Society needs its heroes, someone to worship, admire or even, for the ambitious, to aspire to. There is no shortage of them, whether they be actual worshipped deities, fictional superheroes like Batman or Superman, rockstars or legends of the sports field or the silver screen.
We place them high on their pedestals and immediately test their fragility. A pedestal is a precarious place to be and the unwary, complacent or arrogant hero will soon be knocked off, frequently providing a side dish of schadenfreude for the observer. In her programme notes for Superhuman: Our Inner Darkness, Kalpana Raghuraman sites Kevin Spacey as one of the most recent stars to fall in disgrace from the firmament – even before the accusations have been proved and a trial had taken place. Heroes are human and have human traits and faults and it seems to be the revelation and recognition of that fact that leads to their downfall. Their fault is that they are human and they all have an inner darkness. We don’t want our heroes to be like us, we want them to be superhuman, faultless and divine.
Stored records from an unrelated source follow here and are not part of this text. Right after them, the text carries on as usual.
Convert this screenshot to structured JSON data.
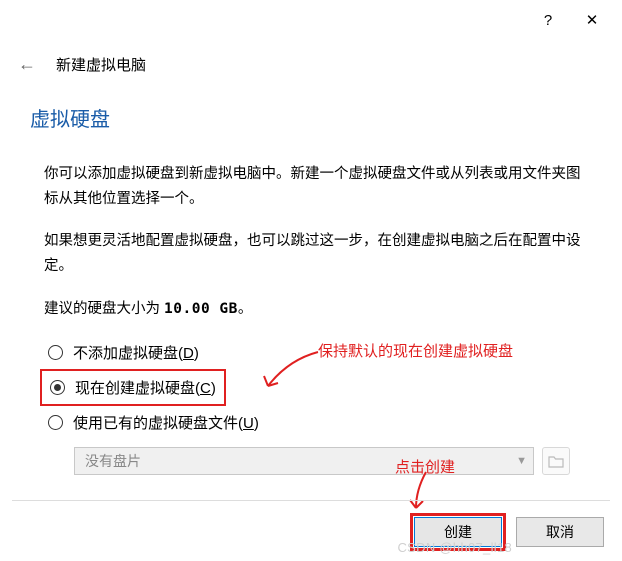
{
  "titlebar": {
    "help": "?",
    "close": "✕"
  },
  "header": {
    "wizard_title": "新建虚拟电脑"
  },
  "section": {
    "heading": "虚拟硬盘",
    "p1": "你可以添加虚拟硬盘到新虚拟电脑中。新建一个虚拟硬盘文件或从列表或用文件夹图标从其他位置选择一个。",
    "p2": "如果想更灵活地配置虚拟硬盘，也可以跳过这一步，在创建虚拟电脑之后在配置中设定。",
    "size_prefix": "建议的硬盘大小为 ",
    "size_value": "10.00 GB",
    "size_suffix": "。"
  },
  "radio": {
    "opt1": {
      "label": "不添加虚拟硬盘(",
      "mk": "D",
      "tail": ")"
    },
    "opt2": {
      "label": "现在创建虚拟硬盘(",
      "mk": "C",
      "tail": ")"
    },
    "opt3": {
      "label": "使用已有的虚拟硬盘文件(",
      "mk": "U",
      "tail": ")"
    }
  },
  "dropdown": {
    "placeholder": "没有盘片"
  },
  "annotations": {
    "a1": "保持默认的现在创建虚拟硬盘",
    "a2": "点击创建"
  },
  "footer": {
    "create": "创建",
    "cancel": "取消"
  },
  "watermark": "CSDN @hh07_ll18"
}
But, being human, they are bound to fail and therefore need to be replaced.
Kalpana Raghuraman’s new piece provided a fitting, super even, climax to this year’s Korzo India Dance Festival. It was one of the few completely contemporary pieces in the Festival and, had you not known anything about it, you would perhaps have missed the Indian connection. Yes, one was able to detect tabla in Simone Giacomini’s excellent and original, mainly synth and percussion score and yes, there was a lot of foot-stamping but otherwise this could have been any leading multi-racial contemporary dance company in the world.
Ms Raghuraman, who grew up in the Netherlands, labels herself not only as a choreographer but as a cultural anthropologist and is clearly interested in the hero-worship phenomenon. In Superhuman she seeks to explore the search for, and selection of, a new superhero.
The piece starts with the three girl and three boy dancers aggressively and energetically strutting their stuff like a tribal war dance, each striving to assert their dominance.
The most startling and dramatic moment of the performance came at the beginning of the second sequence. From a pitch-black stage a huge v-shaped shaft of light appears, casting the shadow of a lone figure on the back wall. The music becomes vocal and we gradually realise that it is the shadowy figure that is singing. The dancers, meanwhile, are hardly visible, barely detectable forms scattered around the dark stage. The song finishes and the light source, a lamp in a small box on castors, changes. A lid is placed on top and one of the sides removed, casting a horizontal shaft of light across the stage. The box become like a lighthouse as the singer turns it around, slowly picking out one dark figure after another.
And then the story really starts, the search begins. As the light, guided by the singer, hits each dancer they assume an impossible pose, contorting themselves into grotesque, painful shapes which they must hold until the solitary light moves on.
Although inspired by Indian mythological comics, especially the epic Mahabharata, this is a universal theme and to the untrained eye Kalpana Raghuraman’s astounding, often disturbing piece did not come across as particularly Indian. But as we know, human nature with all its strengths and weakness is universal and so are the ideas that Superhuman explores.
The six dancers were excellent and were, I suspect, taken to the limits of their abilities and endurance and for me they were all superheroes. Lotta Sophie Bakker not only sang beautifully as the enigmatic examiner but also wrote the lyrics. Mentions must also go to Asalia Khadjé whose costumes were simple but effective and to Jeffrey Steenbergen whose lighting, although often from a single source, added atmosphere, and often menace, to a very exciting and enjoyable evening. I was very impressed. Michael Hasted 4th November 2018
Click here to return to the Festival main page and our other reviews